They gave me a box. (Kate Wallace, Junia Project)
Dispersed round about the New Testament, readers will find it difficult to not be confronted with seemingly straight-forward gender related statements that, as the author describes above, place the feminine side of humanity within a restricted box of confinement limiting their places of service within Christ’s Church.
Having spent the majority of my life within a specific denomination of Christianity, one with a very defined interpretation of these passages, it is a difficult thing for me to re-open my mind to the mounting challenges against traditional thoughts on these verses, for I try to keep in remembrance, history evidences that human nature is always questioning “Did God really say?”
With that acknowledged however, there are a growing number of persuading platforms for an egalitarian approach toward explaining that maybe Paul, as these verses are mostly from his letters, didn’t mean exactly what we assume he meant. A dabbling of these thoughts might be expressed in the following points.

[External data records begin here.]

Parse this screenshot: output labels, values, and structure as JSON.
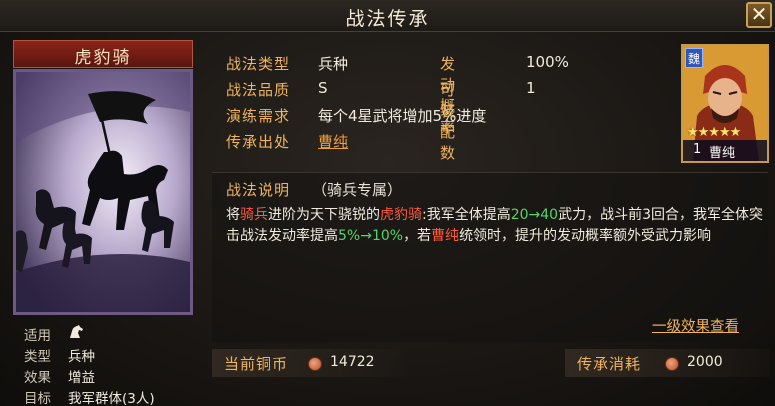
{
  "window": {
    "title": "战法传承",
    "close_label": "✕"
  },
  "card": {
    "name": "虎豹骑",
    "attributes": [
      {
        "key": "适用",
        "value": "",
        "icon": "horse-icon"
      },
      {
        "key": "类型",
        "value": "兵种"
      },
      {
        "key": "效果",
        "value": "增益"
      },
      {
        "key": "目标",
        "value": "我军群体(3人)"
      }
    ]
  },
  "info": {
    "type_label": "战法类型",
    "type_value": "兵种",
    "quality_label": "战法品质",
    "quality_value": "S",
    "practice_label": "演练需求",
    "practice_value": "每个4星武将增加5%进度",
    "origin_label": "传承出处",
    "origin_value": "曹纯",
    "rate_label": "发动概率",
    "rate_value": "100%",
    "equip_label": "可装配数",
    "equip_value": "1"
  },
  "portrait": {
    "faction": "魏",
    "stars": "★★★★★",
    "level": "1",
    "name": "曹纯"
  },
  "description": {
    "label": "战法说明",
    "tag": "（骑兵专属）",
    "t1": "将",
    "t2": "骑兵",
    "t3": "进阶为天下骁锐的",
    "t4": "虎豹骑",
    "t5": ":我军全体提高",
    "t6": "20→40",
    "t7": "武力，战斗前3回合，",
    "t8": "我军全体突击战法发动率提高",
    "t9": "5%→10%",
    "t10": "，若",
    "t11": "曹纯",
    "t12": "统领时，提升的发动概率额外受武力影响",
    "first_effect_link": "一级效果查看"
  },
  "footer": {
    "coin_label": "当前铜币",
    "coin_value": "14722",
    "cost_label": "传承消耗",
    "cost_value": "2000"
  },
  "colors": {
    "accent": "#f0b45c",
    "highlight_red": "#ff5a3c",
    "highlight_green": "#55d46a"
  }
}
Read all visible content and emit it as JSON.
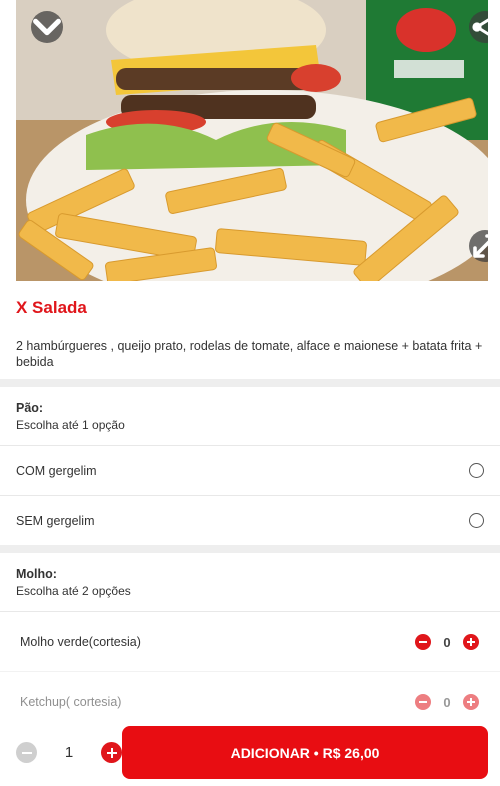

1. Woman was created from the side of man to obviously walk with him, not behind. It is not until the fall that we hear the words, “he shall rule over you.” In Jesus’ kingdom, the curse is meant to be remedied.
2. Paul’s Corinthian letters are written as a series of responses to contentions this community had asked him to resolve. It is difficult to determine when he is quoting their questions and when he is giving them his answers. With a little effort it is not beyond reason to assign the gender statements to the questioners, and then as some suggest, the responses Paul gives take on a differing meaning.
3. Paul could have been singling out unlearned women who were disrupting the worship services when he penned words to the Corinthians and to Timothy. This thought is solidified by showing women are portrayed in Scripture as having leadership roles and in their teaching of both women and men.
4. Through most of history, it has predominantly been in the hands of men to determine the status of women. As earlier mentioned, this reality was established in the curse after the fall. Because of this, it is only fair to remember that until very recently it was men alone who translated the texts of Scripture. It is not far-reaching to suggest some gender-bias played its hand into the work.
Of course these are brief points with little explanation, but the resources for further examination exist. I think though that many will refrain from investigating for the same reasons as I did for so long a time.
We remain creatures of presuppositions and tradition.
The purpose of my parakeet series is not so much to stand with or even against either side, but to learn to be eager to lend an ear, to find value in dialogue, even when in disagreement, and to refuse to force anyone unwillingly into a box. I close by admitting that I am coming to appreciate some very different while viable approaches to certain texts that maybe aren’t so clear-cut after all.
For further reading consider, The Junia Project, The Blue Parakeet, Junia is not Alone, What Paul Really Said About Women, How I Changed My Mind About Women in Leadership, Because of the Angels, and a commentary (not only for this topic) I recommend highly by Kenneth Bailey, Paul Through Mediterranean Eyes.